## DIRECTIONS
Nothing but an exact reprint of the records is to be returned.

## THE RECORDS
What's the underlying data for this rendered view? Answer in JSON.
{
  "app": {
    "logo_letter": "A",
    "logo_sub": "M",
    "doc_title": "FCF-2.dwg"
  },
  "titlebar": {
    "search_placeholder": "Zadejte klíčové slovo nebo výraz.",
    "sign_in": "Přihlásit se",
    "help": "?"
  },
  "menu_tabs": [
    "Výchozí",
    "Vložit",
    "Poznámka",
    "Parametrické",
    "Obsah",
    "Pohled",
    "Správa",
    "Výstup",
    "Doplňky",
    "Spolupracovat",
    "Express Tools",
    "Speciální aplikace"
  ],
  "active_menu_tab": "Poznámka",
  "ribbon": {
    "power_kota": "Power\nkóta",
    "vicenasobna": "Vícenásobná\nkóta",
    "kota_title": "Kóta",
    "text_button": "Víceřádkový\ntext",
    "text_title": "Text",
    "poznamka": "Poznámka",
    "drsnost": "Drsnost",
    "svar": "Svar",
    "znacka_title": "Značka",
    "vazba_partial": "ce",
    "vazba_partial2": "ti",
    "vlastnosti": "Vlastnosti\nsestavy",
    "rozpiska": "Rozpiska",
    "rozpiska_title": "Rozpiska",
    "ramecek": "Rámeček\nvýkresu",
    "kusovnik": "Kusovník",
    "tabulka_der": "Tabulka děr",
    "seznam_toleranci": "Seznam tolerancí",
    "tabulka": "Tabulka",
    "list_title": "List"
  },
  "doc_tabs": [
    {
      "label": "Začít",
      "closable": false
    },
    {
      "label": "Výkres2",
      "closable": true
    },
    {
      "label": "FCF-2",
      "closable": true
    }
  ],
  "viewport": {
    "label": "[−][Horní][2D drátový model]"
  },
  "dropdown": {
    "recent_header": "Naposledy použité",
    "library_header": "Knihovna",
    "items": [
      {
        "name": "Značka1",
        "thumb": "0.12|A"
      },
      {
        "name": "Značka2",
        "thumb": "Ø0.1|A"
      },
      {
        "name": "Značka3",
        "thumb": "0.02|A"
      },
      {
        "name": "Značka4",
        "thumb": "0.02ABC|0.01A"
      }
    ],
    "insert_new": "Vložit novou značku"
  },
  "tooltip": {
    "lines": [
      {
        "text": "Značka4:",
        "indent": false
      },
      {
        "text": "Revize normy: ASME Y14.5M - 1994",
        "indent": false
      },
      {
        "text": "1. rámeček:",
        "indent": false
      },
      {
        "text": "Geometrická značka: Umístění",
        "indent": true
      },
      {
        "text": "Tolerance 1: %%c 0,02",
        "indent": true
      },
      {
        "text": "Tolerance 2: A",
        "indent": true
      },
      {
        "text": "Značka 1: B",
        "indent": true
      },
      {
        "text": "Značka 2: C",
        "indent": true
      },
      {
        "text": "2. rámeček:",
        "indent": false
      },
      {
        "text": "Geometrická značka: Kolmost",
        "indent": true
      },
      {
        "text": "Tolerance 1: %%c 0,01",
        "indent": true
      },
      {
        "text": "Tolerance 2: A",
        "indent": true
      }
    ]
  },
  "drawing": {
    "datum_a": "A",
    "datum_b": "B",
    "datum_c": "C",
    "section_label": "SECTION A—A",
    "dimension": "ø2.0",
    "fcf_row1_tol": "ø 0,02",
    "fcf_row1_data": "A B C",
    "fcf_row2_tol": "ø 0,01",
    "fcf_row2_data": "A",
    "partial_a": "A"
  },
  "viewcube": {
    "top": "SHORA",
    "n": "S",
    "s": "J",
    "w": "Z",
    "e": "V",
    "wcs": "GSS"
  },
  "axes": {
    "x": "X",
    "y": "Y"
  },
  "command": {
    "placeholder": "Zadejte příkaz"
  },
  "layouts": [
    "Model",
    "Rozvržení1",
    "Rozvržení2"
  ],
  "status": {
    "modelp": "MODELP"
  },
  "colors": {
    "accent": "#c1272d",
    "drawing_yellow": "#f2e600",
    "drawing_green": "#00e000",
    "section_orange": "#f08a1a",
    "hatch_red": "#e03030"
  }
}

## RESULT OF THE TASK
What's the underlying data for this rendered view? Answer in JSON.
{
  "app": {
    "logo_letter": "A",
    "logo_sub": "M",
    "doc_title": "FCF-2.dwg"
  },
  "titlebar": {
    "search_placeholder": "Zadejte klíčové slovo nebo výraz.",
    "sign_in": "Přihlásit se",
    "help": "?"
  },
  "menu_tabs": [
    "Výchozí",
    "Vložit",
    "Poznámka",
    "Parametrické",
    "Obsah",
    "Pohled",
    "Správa",
    "Výstup",
    "Doplňky",
    "Spolupracovat",
    "Express Tools",
    "Speciální aplikace"
  ],
  "active_menu_tab": "Poznámka",
  "ribbon": {
    "power_kota": "Power\nkóta",
    "vicenasobna": "Vícenásobná\nkóta",
    "kota_title": "Kóta",
    "text_button": "Víceřádkový\ntext",
    "text_title": "Text",
    "poznamka": "Poznámka",
    "drsnost": "Drsnost",
    "svar": "Svar",
    "znacka_title": "Značka",
    "vazba_partial": "ce",
    "vazba_partial2": "ti",
    "vlastnosti": "Vlastnosti\nsestavy",
    "rozpiska": "Rozpiska",
    "rozpiska_title": "Rozpiska",
    "ramecek": "Rámeček\nvýkresu",
    "kusovnik": "Kusovník",
    "tabulka_der": "Tabulka děr",
    "seznam_toleranci": "Seznam tolerancí",
    "tabulka": "Tabulka",
    "list_title": "List"
  },
  "doc_tabs": [
    {
      "label": "Začít",
      "closable": false
    },
    {
      "label": "Výkres2",
      "closable": true
    },
    {
      "label": "FCF-2",
      "closable": true
    }
  ],
  "viewport": {
    "label": "[−][Horní][2D drátový model]"
  },
  "dropdown": {
    "recent_header": "Naposledy použité",
    "library_header": "Knihovna",
    "items": [
      {
        "name": "Značka1",
        "thumb": "0.12|A"
      },
      {
        "name": "Značka2",
        "thumb": "Ø0.1|A"
      },
      {
        "name": "Značka3",
        "thumb": "0.02|A"
      },
      {
        "name": "Značka4",
        "thumb": "0.02ABC|0.01A"
      }
    ],
    "insert_new": "Vložit novou značku"
  },
  "tooltip": {
    "lines": [
      {
        "text": "Značka4:",
        "indent": false
      },
      {
        "text": "Revize normy: ASME Y14.5M - 1994",
        "indent": false
      },
      {
        "text": "1. rámeček:",
        "indent": false
      },
      {
        "text": "Geometrická značka: Umístění",
        "indent": true
      },
      {
        "text": "Tolerance 1: %%c 0,02",
        "indent": true
      },
      {
        "text": "Tolerance 2: A",
        "indent": true
      },
      {
        "text": "Značka 1: B",
        "indent": true
      },
      {
        "text": "Značka 2: C",
        "indent": true
      },
      {
        "text": "2. rámeček:",
        "indent": false
      },
      {
        "text": "Geometrická značka: Kolmost",
        "indent": true
      },
      {
        "text": "Tolerance 1: %%c 0,01",
        "indent": true
      },
      {
        "text": "Tolerance 2: A",
        "indent": true
      }
    ]
  },
  "drawing": {
    "datum_a": "A",
    "datum_b": "B",
    "datum_c": "C",
    "section_label": "SECTION A—A",
    "dimension": "ø2.0",
    "fcf_row1_tol": "ø 0,02",
    "fcf_row1_data": "A B C",
    "fcf_row2_tol": "ø 0,01",
    "fcf_row2_data": "A",
    "partial_a": "A"
  },
  "viewcube": {
    "top": "SHORA",
    "n": "S",
    "s": "J",
    "w": "Z",
    "e": "V",
    "wcs": "GSS"
  },
  "axes": {
    "x": "X",
    "y": "Y"
  },
  "command": {
    "placeholder": "Zadejte příkaz"
  },
  "layouts": [
    "Model",
    "Rozvržení1",
    "Rozvržení2"
  ],
  "status": {
    "modelp": "MODELP"
  },
  "colors": {
    "accent": "#c1272d",
    "drawing_yellow": "#f2e600",
    "drawing_green": "#00e000",
    "section_orange": "#f08a1a",
    "hatch_red": "#e03030"
  }
}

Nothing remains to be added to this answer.